Again, high rate of interest slows down the demand for goods and services and induces households to increase their savings by restricting expenditure on consumption and discourages investment. Thus, expenditure on investment and consumption is reduced.


This reduces credit creation by commercial banks. Remember, the rate of interest represents cost of money presently (Feb., 2013), Repo Rate (rate at which banks borrow from RBI) is 7.75% and Reverse Repo Rate (rate paid by RBI to commercial banks when the park their surplus funds with RBI) is 7.0%.

Rate of interest (D2004C):

Rate of interest is the rate charged by commercial banks on loans advanced to people. Rate of interest depends upon bank rate (Repo rate) i.e., higher the bank rate, higher will be interest rate.

(ii) Open Market Operation (Sell securities):


It refers to buying and selling of government securities and bonds in the open market by the central bank. This is done to influence the cash reserves with commercial banks. Sale by central bank brings flow of money to it from commercial banks thereby restricting their lending capacity.

Such operations affect amount of cash reserves with the commercial banks and their capacity to offer loans. During inflation, central bank sells government securities to commercial banks which lose equivalent amount of cash reserve thereby affecting their capacity to offer loans. Thus, it is an effective measure to control credit.

(iii) Cash-Reserve Ratio (Raise CRR) (02011, 12C):

It is the ratio (or fraction) of bank deposits that a commercial bank is required to keep with the central bank. Remember that every commercial bank is required under law to keep with the central bank a minimum proportion (say, 8 per cent) of its deposits as reserve in the form of cash. This is called Cash Reserve Ratio.


The bank is free to lend the remaining deposits.

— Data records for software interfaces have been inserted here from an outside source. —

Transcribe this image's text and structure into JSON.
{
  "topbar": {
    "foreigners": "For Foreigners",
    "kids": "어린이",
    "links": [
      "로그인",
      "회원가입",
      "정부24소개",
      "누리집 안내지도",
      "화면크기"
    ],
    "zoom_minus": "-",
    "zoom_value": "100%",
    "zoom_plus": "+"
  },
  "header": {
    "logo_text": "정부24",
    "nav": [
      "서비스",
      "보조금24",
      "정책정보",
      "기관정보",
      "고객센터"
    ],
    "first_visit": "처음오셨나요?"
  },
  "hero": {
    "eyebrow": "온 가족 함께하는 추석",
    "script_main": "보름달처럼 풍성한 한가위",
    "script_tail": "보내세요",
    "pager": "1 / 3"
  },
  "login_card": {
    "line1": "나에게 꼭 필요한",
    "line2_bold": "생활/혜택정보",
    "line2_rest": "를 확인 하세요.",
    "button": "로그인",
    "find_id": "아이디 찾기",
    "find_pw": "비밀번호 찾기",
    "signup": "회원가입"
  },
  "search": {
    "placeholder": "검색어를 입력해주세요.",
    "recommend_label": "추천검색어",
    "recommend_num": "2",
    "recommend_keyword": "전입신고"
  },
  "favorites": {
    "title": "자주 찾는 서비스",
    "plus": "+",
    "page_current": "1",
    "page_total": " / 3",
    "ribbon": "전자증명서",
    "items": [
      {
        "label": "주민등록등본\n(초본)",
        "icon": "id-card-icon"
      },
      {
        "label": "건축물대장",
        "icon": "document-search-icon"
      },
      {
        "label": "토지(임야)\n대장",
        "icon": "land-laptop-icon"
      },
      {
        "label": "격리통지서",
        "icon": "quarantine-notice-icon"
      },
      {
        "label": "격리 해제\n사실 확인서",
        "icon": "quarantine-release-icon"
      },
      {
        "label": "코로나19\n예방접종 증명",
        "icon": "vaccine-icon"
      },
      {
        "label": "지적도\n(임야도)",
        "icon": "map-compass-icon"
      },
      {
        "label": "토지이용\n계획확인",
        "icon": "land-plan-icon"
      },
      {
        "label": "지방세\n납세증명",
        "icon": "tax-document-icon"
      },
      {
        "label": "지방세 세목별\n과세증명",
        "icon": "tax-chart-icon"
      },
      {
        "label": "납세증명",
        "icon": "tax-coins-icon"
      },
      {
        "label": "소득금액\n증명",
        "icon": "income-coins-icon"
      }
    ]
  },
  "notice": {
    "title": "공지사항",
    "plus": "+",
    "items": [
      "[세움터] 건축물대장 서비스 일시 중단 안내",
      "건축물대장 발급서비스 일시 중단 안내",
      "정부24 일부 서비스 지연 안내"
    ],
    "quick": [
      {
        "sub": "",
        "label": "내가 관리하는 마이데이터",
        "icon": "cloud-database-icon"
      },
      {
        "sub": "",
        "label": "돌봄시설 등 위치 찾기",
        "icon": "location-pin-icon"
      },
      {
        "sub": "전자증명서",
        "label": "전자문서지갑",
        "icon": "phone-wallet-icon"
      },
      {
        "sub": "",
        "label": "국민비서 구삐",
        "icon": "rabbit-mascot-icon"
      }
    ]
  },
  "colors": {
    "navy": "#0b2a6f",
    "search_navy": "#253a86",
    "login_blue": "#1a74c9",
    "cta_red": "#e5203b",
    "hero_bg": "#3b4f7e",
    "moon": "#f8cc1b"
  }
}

When there is an inflationary situation, the central bank raises the rate of minimum cash-reserve ratio thereby making the banks to keep more cash reserve with RBI which in turn curtails the lending capacity of commercial banks. RBI fixes rate of CRR according to market conditions. At present (Feb., 2013) CRR is 4.0%.

Statutory Liquidity Ratio (Raise SLR) (All; D12):

In addition to CRR, there is another measure called SLR according to which every bank is required to hold a certain minimum proportion of its total demand and time deposits in liquid form like liquid assets such as government securities. When RBI wants to contract credit or lending by banks, it increases SLR and thereby reduces credit availability. (On the contrary, when it wants to expand availability of credit, it lowers SLR.)

Legal Reserve Ratio [LRR) (A2011; D12):

LRR is a certain fraction of deposits which is legally compulsory for the commercial banks to keep as cash or in liquid form. There are two parts of this ratio—CRR and SLR as already explained above. When there is inflationary gap, RBI raises minimum limit of LRR so that lesser funds are available to banks for lending.

Legal Reserve Ratio


(b) Qualitative Measures:

(i) Moral Suasion (Restrict credit):

This refers to written or oral advice given by the central bank to commercial banks to restrict or expand credit.

During inflation, the central bank of a country employs selective credit control measures like moral suasion. For instance, it persuades its member banks not to advance credit for speculation or prohibit banks from entering into certain transactions. This advice is generally followed by member banks.

(ii) Margin Requirements (Increase it):

Margin requirement refers to the amount of security that banks demand from borrower of loan.


It is the difference between the amount of loan granted and the current value of security offered for taking loan. In a situation of excess demand, the central bank raises the limit of margin requirements. This discourages borrowing because it makes traders get less credit against their securities. On the other hand, in case of deficient demand, margin requirements are lowered to encourage borrowing.

Other measures of monetary policy are credit rationing, control of consumer credit, wage freeze and direct action.

3. Miscellaneous:

Other anti-inflationary measures can be: import promotion, wage freeze, control and blocking of liquid assets, compulsory savings scheme for households, increase in production by utilising idle capacities, etc.